### WHAT IS BEING ASKED
Across the data below, how many lines have the word "JSON" in them? Give the number and nothing else.

### DATASET CONTENT
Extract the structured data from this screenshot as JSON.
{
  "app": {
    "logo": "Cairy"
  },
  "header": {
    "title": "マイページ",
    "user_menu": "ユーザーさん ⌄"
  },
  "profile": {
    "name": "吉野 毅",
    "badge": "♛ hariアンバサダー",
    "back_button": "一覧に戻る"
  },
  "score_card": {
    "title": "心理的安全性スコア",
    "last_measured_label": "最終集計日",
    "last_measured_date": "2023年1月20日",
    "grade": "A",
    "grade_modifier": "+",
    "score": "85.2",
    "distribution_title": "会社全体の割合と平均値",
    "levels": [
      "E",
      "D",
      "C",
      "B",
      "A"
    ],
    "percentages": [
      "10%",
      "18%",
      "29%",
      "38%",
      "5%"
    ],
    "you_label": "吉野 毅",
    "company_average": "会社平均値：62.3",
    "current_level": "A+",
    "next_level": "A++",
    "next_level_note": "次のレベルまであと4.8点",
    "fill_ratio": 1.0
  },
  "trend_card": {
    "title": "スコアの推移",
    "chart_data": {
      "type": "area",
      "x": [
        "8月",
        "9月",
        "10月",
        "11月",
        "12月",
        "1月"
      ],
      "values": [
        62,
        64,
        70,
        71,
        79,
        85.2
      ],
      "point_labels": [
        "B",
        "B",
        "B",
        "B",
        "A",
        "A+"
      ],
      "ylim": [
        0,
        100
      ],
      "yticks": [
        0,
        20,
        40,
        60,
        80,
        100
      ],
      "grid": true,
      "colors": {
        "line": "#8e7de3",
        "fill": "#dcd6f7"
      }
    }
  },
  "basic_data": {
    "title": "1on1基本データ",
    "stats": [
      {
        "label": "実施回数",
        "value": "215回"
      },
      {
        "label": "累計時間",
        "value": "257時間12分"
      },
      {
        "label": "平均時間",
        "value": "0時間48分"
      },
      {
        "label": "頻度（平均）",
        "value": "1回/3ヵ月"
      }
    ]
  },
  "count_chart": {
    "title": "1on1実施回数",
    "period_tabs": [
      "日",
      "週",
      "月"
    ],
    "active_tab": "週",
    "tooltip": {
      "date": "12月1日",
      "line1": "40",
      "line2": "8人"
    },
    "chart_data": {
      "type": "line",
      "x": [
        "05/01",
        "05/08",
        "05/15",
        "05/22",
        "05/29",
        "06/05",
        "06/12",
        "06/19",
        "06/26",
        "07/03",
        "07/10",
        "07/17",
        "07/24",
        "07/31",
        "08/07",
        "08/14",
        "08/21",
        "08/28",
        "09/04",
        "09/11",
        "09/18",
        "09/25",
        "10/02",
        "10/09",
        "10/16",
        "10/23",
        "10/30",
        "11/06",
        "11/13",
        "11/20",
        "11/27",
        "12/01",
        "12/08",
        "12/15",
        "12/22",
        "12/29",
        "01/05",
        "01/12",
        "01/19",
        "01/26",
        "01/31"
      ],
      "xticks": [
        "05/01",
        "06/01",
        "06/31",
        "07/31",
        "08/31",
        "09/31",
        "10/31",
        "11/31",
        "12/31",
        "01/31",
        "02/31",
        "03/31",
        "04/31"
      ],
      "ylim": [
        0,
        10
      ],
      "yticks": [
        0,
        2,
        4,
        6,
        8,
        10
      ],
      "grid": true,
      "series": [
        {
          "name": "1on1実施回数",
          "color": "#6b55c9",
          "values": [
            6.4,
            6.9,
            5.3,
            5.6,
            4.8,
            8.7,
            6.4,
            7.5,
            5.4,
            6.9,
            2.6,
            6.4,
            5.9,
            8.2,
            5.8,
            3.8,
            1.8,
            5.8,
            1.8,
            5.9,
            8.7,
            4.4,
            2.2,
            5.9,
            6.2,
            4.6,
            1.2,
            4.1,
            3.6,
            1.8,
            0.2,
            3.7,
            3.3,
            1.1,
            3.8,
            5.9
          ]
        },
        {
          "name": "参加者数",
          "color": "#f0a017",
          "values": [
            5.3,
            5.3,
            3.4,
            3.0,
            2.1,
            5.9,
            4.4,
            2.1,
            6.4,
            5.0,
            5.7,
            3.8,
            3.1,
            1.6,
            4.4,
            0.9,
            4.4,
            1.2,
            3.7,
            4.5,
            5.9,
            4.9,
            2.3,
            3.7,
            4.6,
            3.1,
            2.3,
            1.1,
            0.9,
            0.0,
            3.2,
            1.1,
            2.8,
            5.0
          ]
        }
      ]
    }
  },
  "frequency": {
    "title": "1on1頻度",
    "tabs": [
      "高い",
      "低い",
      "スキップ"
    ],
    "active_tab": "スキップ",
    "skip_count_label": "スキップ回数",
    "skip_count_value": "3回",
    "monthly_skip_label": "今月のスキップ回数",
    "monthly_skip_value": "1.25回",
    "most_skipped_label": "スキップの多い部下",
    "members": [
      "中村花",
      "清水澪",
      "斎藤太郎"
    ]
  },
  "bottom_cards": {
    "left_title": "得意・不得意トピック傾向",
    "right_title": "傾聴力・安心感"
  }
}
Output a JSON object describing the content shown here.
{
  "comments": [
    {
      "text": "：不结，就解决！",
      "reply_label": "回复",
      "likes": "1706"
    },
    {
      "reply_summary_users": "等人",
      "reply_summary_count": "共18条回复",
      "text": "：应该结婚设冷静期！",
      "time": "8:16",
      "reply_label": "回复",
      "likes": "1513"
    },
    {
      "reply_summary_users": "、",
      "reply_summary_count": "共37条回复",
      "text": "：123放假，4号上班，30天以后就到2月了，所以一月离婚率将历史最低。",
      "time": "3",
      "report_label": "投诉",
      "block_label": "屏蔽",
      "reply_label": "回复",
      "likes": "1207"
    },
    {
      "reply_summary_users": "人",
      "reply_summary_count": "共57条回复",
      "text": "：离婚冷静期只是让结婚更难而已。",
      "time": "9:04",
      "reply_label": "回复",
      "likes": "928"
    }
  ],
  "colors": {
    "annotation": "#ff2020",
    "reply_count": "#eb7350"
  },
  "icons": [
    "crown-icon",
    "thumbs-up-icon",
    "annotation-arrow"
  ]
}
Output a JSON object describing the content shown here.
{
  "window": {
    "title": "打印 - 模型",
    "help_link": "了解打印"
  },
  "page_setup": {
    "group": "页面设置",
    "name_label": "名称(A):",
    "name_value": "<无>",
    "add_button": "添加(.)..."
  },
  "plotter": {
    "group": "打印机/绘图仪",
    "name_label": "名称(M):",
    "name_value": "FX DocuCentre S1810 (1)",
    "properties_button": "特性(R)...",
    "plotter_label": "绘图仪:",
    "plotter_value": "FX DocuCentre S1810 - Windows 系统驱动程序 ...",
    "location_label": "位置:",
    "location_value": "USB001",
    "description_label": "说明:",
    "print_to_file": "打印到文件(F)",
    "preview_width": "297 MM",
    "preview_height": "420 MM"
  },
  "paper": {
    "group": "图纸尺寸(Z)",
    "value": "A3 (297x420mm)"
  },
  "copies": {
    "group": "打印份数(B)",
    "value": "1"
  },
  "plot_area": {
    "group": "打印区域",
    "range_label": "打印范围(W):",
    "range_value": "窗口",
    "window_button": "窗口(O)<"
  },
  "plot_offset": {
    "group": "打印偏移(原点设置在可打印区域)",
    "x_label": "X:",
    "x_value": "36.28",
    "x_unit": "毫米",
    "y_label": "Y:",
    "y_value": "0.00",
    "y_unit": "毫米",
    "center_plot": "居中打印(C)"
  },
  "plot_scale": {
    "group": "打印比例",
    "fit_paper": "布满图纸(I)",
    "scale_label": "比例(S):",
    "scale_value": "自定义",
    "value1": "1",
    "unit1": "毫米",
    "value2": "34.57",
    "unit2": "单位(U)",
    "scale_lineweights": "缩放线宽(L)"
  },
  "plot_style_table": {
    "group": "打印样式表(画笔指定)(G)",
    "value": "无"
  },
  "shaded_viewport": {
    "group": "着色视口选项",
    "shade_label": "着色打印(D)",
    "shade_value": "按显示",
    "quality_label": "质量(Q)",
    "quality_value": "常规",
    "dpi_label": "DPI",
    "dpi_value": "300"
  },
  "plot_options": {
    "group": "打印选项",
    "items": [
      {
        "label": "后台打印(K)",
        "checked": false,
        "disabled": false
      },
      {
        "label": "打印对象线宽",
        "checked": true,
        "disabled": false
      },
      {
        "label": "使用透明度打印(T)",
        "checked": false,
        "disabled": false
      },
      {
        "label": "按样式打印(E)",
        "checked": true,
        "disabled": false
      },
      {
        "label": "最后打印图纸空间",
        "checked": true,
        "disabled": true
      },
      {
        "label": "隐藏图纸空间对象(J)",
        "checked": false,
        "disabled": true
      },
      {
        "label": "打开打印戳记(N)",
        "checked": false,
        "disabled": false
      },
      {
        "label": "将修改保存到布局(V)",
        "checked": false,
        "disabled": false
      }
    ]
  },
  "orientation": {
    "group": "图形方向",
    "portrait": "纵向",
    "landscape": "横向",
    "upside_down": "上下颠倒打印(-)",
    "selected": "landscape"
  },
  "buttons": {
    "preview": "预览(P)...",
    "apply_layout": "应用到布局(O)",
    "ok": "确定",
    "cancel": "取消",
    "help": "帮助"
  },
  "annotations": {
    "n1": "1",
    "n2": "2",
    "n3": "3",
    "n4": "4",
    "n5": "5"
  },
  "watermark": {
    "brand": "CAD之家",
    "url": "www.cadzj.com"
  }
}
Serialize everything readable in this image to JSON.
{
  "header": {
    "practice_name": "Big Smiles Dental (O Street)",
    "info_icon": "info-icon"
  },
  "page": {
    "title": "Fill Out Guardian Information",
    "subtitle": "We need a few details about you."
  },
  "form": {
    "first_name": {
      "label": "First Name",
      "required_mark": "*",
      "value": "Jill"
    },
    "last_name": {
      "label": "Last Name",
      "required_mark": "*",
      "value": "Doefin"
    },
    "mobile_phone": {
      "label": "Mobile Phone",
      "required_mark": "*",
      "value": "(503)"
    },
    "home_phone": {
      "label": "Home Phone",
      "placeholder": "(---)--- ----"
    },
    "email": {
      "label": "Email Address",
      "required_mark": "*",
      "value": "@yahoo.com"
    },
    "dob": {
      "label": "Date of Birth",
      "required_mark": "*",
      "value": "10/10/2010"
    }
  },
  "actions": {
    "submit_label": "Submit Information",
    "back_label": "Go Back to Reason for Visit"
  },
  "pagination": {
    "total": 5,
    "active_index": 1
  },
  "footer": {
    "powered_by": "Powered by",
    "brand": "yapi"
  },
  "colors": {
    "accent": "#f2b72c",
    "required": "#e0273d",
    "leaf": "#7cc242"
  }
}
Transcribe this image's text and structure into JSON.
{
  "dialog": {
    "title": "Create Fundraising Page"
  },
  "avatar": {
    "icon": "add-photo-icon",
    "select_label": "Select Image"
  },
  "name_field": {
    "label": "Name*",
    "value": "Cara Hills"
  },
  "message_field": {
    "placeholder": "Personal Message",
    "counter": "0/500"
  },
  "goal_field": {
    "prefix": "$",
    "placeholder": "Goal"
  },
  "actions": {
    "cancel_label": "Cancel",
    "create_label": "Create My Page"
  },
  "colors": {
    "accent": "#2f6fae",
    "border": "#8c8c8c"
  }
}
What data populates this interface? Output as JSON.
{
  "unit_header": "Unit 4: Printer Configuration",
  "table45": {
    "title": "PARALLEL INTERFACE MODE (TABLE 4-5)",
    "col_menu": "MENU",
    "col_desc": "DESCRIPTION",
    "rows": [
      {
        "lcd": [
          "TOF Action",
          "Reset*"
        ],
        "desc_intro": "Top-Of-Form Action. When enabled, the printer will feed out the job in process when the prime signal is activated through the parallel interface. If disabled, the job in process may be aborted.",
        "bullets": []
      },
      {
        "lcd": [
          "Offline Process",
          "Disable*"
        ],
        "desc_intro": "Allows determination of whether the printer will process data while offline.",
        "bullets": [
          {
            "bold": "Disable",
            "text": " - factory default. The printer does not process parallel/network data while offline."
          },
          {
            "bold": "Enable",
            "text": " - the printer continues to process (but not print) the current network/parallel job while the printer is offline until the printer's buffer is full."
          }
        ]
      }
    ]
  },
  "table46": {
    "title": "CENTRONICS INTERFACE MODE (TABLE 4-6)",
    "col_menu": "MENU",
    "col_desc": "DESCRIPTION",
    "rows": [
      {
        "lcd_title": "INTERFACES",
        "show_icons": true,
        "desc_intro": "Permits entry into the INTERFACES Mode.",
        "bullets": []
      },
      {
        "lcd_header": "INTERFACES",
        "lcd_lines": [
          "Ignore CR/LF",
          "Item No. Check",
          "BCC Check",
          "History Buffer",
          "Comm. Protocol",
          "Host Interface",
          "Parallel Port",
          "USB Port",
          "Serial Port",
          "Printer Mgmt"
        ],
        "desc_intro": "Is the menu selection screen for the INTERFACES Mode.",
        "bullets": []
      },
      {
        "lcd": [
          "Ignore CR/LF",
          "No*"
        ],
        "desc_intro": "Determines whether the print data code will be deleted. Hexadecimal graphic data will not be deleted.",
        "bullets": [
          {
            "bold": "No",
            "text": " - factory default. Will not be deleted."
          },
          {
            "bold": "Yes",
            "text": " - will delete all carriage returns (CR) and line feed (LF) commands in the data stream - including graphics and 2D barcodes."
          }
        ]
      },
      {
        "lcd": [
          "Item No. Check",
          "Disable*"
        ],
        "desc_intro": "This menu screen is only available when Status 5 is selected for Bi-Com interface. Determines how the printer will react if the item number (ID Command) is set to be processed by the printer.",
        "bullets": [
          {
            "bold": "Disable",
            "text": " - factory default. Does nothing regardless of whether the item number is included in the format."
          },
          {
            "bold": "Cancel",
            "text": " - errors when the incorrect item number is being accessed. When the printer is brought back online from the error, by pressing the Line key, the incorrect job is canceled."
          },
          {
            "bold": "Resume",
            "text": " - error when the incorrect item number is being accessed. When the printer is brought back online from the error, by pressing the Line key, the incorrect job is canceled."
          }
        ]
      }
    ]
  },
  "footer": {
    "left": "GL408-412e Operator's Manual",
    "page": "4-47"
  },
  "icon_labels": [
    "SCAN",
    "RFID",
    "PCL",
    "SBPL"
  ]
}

### OUTPUT FOR THIS TASK
6